# WORK REQUEST:
Those lines of the data that hold the word "icon" are to be copied out.

INPUT MATERIAL START

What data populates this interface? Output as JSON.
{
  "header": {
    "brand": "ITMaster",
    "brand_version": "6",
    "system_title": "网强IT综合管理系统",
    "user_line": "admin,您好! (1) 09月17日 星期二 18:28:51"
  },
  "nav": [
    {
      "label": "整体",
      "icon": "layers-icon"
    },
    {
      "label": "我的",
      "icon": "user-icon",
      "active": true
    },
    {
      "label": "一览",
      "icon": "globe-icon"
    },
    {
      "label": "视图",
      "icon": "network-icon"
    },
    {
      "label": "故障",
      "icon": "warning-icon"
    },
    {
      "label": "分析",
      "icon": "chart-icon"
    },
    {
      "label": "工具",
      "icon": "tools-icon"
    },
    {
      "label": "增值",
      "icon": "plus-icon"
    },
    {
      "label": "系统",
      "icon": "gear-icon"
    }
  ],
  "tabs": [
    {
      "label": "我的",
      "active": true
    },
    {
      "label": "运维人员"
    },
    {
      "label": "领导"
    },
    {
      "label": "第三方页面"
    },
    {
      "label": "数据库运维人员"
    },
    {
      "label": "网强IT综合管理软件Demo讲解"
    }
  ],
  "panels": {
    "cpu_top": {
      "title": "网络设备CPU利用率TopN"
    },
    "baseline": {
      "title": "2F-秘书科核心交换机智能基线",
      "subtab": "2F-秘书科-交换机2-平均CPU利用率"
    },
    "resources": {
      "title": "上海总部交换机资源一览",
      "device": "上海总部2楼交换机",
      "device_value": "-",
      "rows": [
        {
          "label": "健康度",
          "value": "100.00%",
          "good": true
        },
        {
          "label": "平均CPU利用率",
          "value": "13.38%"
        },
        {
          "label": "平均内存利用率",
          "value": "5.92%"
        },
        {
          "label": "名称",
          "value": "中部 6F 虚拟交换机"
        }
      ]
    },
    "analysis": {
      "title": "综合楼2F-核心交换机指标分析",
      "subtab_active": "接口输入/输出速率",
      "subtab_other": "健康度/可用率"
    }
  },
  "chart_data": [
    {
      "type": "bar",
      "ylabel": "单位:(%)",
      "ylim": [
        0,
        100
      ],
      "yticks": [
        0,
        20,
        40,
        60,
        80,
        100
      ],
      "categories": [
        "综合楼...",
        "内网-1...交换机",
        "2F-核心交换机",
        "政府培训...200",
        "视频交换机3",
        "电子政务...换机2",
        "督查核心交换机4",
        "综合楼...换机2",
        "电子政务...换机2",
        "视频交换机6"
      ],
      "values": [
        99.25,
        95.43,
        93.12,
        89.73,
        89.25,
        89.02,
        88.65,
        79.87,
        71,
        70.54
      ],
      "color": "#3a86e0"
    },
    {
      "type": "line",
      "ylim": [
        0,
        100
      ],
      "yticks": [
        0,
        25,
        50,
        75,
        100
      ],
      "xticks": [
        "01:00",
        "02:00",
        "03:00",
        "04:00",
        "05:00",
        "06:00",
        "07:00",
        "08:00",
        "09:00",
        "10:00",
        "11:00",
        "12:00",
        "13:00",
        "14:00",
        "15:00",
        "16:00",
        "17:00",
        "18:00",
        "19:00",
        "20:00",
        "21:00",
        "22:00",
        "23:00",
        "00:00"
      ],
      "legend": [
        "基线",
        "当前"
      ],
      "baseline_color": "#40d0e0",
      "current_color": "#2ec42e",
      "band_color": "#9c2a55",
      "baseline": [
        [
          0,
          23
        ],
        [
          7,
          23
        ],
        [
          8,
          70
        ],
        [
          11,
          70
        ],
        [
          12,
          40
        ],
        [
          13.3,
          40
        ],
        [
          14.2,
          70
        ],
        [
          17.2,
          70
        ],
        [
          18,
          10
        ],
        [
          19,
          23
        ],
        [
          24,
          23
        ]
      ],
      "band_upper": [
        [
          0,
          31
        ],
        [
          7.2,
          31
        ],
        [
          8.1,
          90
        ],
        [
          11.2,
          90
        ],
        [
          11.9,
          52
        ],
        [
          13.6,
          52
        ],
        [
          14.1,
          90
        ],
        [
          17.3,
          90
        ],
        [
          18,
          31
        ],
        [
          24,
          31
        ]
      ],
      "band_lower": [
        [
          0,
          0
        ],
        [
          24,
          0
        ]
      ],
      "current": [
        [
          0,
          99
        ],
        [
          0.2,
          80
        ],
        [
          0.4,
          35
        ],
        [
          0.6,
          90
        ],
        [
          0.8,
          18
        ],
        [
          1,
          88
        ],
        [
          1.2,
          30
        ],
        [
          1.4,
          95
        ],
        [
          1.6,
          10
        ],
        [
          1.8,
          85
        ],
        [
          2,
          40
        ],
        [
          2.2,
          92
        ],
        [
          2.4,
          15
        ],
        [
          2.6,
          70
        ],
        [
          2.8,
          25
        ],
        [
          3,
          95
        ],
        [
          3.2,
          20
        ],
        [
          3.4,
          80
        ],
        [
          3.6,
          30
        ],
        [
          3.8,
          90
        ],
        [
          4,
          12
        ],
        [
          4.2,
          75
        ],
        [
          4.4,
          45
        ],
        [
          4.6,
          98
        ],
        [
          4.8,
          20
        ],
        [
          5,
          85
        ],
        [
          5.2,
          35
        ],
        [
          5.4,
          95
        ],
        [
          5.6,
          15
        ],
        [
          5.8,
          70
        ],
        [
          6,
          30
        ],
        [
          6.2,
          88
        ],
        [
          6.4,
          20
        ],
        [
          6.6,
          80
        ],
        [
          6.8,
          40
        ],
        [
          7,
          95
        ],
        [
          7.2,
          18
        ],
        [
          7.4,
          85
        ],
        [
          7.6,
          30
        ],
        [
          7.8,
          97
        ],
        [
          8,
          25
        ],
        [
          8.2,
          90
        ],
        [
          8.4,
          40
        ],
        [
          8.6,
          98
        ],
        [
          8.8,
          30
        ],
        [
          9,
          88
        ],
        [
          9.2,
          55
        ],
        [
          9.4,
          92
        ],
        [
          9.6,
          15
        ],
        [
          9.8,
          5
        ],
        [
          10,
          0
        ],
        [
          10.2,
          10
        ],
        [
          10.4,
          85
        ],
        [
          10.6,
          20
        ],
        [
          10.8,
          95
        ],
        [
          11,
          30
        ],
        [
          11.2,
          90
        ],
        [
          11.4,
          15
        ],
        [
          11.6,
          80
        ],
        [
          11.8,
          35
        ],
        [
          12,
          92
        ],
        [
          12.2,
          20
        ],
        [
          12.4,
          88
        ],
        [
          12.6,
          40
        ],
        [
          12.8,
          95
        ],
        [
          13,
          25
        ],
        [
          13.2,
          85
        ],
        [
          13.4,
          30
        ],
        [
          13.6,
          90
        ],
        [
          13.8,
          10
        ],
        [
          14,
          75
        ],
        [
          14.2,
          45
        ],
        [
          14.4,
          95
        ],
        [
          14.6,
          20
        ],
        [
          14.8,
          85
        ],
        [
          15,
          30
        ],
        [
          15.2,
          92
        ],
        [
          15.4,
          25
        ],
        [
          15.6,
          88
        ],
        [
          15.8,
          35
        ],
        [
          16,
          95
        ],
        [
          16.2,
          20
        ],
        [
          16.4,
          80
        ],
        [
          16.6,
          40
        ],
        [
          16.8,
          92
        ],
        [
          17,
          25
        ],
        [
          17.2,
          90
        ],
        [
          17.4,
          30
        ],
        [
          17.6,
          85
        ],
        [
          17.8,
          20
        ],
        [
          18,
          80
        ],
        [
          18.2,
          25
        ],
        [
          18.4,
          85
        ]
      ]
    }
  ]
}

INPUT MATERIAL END

# SOLUTION:
      "icon": "layers-icon"
      "icon": "user-icon",
      "icon": "globe-icon"
      "icon": "network-icon"
      "icon": "warning-icon"
      "icon": "chart-icon"
      "icon": "tools-icon"
      "icon": "plus-icon"
      "icon": "gear-icon"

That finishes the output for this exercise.